A human resource consulting firm recently released the results of its annual survey on employer-sponsored health care plans. One piece of good news from the survey is that average health care costs per employee experienced a smaller increase this year (3.8 percent) as compared to the increase in 2014. This is the third year in a row in which increases have been below four percent.
Unfortunately, small employers, those with 10 to 499 employees, experienced higher average cost increases at 5.9 percent. Large employers with 500 or more employees fared better with an average increase of 2.9 percent.
However, 23 percent of large employers face paying the “Cadillac” tax in 2018 if the coverage they offer is considered high-cost insurance. The number of affected employers is expected to increase to 45 percent by the year 2022.
Employers are looking at a variety of ways they can reduce health care costs. Offering health plans that are consumer directed with a high deductible is their primary strategy. The survey found that 25 percent of covered employees use this type of plan along with an employee savings or reimbursement account.

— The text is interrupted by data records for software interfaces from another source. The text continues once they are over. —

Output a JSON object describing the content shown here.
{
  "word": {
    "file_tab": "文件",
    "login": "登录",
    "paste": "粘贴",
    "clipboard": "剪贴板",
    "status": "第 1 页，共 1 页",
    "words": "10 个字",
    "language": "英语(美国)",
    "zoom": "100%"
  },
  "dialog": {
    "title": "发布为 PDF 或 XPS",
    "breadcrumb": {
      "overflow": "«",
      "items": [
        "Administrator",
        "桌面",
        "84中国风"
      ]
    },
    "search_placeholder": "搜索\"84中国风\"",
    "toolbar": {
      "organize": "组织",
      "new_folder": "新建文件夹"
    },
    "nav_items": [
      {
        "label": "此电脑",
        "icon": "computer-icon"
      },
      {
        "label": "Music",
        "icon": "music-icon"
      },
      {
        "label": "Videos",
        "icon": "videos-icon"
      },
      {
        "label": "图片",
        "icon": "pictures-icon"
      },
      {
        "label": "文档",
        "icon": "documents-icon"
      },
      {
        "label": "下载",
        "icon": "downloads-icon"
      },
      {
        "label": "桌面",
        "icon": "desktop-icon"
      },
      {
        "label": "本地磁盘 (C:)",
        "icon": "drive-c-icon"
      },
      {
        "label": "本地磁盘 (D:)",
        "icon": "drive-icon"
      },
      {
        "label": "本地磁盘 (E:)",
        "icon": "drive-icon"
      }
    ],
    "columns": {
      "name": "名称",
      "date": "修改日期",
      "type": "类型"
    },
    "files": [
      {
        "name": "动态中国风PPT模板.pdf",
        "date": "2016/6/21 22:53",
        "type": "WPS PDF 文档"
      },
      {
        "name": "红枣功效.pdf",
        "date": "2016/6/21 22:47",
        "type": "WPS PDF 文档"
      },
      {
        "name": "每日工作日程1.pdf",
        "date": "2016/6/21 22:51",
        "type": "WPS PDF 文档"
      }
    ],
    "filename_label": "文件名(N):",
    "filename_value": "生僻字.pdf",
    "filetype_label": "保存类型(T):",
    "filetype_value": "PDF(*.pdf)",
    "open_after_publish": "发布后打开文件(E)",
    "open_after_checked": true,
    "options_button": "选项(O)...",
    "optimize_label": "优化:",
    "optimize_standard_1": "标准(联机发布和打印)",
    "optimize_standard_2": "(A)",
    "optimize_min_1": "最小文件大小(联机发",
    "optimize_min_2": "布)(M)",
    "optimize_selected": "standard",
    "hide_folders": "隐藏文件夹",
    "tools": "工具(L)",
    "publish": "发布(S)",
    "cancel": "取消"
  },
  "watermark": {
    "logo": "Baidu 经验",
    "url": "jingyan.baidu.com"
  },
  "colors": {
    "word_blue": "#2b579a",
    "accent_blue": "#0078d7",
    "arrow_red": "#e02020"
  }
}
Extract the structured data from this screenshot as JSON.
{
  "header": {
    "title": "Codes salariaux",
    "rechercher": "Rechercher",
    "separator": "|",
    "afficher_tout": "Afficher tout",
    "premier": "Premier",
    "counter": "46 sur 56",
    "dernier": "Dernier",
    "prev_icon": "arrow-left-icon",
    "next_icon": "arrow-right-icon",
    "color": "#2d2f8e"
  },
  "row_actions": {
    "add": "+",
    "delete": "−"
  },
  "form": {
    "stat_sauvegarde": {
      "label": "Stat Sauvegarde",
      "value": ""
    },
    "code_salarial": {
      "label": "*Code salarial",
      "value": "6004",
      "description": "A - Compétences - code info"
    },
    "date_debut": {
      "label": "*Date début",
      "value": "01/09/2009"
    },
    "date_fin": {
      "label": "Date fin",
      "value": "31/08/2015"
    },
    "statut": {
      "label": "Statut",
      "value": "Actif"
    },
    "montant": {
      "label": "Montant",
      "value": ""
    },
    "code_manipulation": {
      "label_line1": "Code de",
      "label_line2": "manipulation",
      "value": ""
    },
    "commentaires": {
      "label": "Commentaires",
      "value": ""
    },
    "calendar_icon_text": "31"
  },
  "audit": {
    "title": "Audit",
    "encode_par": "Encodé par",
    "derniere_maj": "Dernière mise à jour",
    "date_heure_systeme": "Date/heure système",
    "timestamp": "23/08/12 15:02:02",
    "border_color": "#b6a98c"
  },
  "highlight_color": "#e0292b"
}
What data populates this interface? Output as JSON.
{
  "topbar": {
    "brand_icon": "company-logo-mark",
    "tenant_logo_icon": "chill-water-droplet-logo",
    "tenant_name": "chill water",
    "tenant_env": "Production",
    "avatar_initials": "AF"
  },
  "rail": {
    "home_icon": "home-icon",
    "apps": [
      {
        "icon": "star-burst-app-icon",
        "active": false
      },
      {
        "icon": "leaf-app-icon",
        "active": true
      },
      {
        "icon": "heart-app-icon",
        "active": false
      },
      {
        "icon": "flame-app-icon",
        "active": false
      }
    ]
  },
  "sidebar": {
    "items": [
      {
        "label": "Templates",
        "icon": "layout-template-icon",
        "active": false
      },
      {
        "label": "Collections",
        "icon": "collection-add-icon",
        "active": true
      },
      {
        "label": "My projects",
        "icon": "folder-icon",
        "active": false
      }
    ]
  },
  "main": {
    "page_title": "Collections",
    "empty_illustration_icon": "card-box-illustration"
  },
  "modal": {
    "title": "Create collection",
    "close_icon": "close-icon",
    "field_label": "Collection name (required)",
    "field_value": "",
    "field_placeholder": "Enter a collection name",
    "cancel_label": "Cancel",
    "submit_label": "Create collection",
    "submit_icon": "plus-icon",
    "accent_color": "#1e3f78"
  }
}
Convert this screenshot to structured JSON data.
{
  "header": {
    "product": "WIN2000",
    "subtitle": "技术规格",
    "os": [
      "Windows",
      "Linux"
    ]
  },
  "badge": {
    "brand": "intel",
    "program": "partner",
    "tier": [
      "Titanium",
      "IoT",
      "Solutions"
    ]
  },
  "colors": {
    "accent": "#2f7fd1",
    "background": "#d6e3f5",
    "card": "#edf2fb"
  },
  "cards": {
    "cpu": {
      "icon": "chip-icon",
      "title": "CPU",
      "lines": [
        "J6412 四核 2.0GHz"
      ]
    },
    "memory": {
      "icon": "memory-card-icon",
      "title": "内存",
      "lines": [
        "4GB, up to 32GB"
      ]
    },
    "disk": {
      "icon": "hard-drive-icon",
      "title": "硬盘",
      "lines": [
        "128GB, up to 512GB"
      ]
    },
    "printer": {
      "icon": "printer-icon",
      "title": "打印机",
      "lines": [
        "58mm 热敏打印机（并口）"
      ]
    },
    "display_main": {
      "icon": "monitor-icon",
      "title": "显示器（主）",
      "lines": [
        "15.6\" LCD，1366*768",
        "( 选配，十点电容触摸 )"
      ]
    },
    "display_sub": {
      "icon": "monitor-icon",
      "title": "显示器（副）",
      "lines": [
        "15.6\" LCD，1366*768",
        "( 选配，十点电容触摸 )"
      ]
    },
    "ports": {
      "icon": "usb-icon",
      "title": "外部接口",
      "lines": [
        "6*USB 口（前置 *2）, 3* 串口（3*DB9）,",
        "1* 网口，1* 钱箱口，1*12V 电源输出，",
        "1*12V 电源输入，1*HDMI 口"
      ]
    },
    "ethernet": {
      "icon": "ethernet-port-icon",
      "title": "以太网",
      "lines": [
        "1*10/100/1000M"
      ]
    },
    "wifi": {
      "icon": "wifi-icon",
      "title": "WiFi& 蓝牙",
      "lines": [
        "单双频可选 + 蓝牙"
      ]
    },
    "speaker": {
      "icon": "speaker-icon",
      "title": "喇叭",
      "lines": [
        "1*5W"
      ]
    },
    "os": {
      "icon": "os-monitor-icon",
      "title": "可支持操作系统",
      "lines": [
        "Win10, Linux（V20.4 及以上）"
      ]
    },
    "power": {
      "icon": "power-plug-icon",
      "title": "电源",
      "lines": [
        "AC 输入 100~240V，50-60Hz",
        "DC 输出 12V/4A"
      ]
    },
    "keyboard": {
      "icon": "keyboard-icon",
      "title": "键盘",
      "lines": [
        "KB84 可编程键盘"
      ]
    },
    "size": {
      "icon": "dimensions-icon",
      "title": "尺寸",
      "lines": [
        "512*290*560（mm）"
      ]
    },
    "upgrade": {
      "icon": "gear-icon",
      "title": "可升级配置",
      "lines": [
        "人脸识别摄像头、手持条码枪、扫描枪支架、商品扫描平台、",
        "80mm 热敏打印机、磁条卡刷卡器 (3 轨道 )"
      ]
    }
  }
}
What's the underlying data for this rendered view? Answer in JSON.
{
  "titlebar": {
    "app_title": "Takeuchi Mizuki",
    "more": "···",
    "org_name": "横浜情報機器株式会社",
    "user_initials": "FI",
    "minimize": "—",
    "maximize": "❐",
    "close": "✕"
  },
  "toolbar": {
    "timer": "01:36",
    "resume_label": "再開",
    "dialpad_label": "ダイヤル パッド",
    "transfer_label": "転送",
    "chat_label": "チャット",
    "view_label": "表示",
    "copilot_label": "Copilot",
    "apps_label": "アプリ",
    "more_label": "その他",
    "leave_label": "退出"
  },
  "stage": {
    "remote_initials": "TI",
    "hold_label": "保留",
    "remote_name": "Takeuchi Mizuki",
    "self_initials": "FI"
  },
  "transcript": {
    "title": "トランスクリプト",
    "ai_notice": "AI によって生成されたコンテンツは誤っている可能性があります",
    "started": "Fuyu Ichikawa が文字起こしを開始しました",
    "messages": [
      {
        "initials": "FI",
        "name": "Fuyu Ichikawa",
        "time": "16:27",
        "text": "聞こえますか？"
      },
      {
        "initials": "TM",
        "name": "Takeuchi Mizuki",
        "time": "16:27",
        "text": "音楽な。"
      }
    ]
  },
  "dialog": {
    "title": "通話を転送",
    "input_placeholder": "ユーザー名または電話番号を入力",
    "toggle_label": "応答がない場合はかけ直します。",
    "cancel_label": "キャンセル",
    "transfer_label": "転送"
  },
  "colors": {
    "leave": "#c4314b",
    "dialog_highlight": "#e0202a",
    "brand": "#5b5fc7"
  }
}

Even with cost-saving measures, the employers surveyed expect their per-employee health benefit expenses to rise by 4.3 percent in 2016. “Survey: One in four large employers at risk for ‘Cadillac’ tax,” www.businessrecord.com (Nov. 20, 2015).
Smartphones and other smart devices have become an extension of who we are. Sixty-four percent of American adults own a smartphone, and 67 percent admit to checking them even when they aren’t ringing or buzzing with messages or call notifications.
We’re always on, and we’re always connected. But what is this constant state of connection costing us in terms of workplace concentration, performance and productivity? Here are a few effects of constant connection:
Sleep Loss — Smartphone screens emit a blue light that suppresses the production of melatonin, the hormone that tells your body when it’s time to sleep. When your sleep cycle gets disrupted, your concentration and memory can suffer.
Lack of Concentration — Researchers at Florida State University found that phone notifications alone were enough to significantly disrupt performance on tasks that required high levels of attention. Subjects were three times more likely to make mistakes while their phones were buzzing or ringing. The level of distraction was comparable to that of answering a phone call or text.
Less Creative Thought — Research has shown that some of our most original thoughts come during times of boredom, when our minds are free to wander and make new subconscious connections. But we’re spending so much time on our mobile devices, we’re not giving our minds any free time to roam.
Motivation Lulls — According to research, intuitive thinkers are more likely to turn to their smartphones when faced with a problem rather than use their own brainpower.
Tips for Disconnecting
Use Your Brain — Remember the good old days when you could easily recall phone numbers, home addresses and directions to a new neighborhood? Try doing things the old-fashioned way to keep your mind sharp.
Create a Schedule — Set aside a specific time to deal with smartphone notifications each day. During that period, you can check messages and return calls and emails. Don’t vary from the schedule unless it’s an absolute emergency.
Enjoy Downtime — Make sure your time off is just that. If possible, turn off the smartphone in the evenings and on weekends so you can concentrate on yourself.
Get Some Rest — Put the smartphone away an hour or two before bedtime so your body can properly adjust and prepare for sleep, and don’t forget to turn off the phone while you’re sleeping!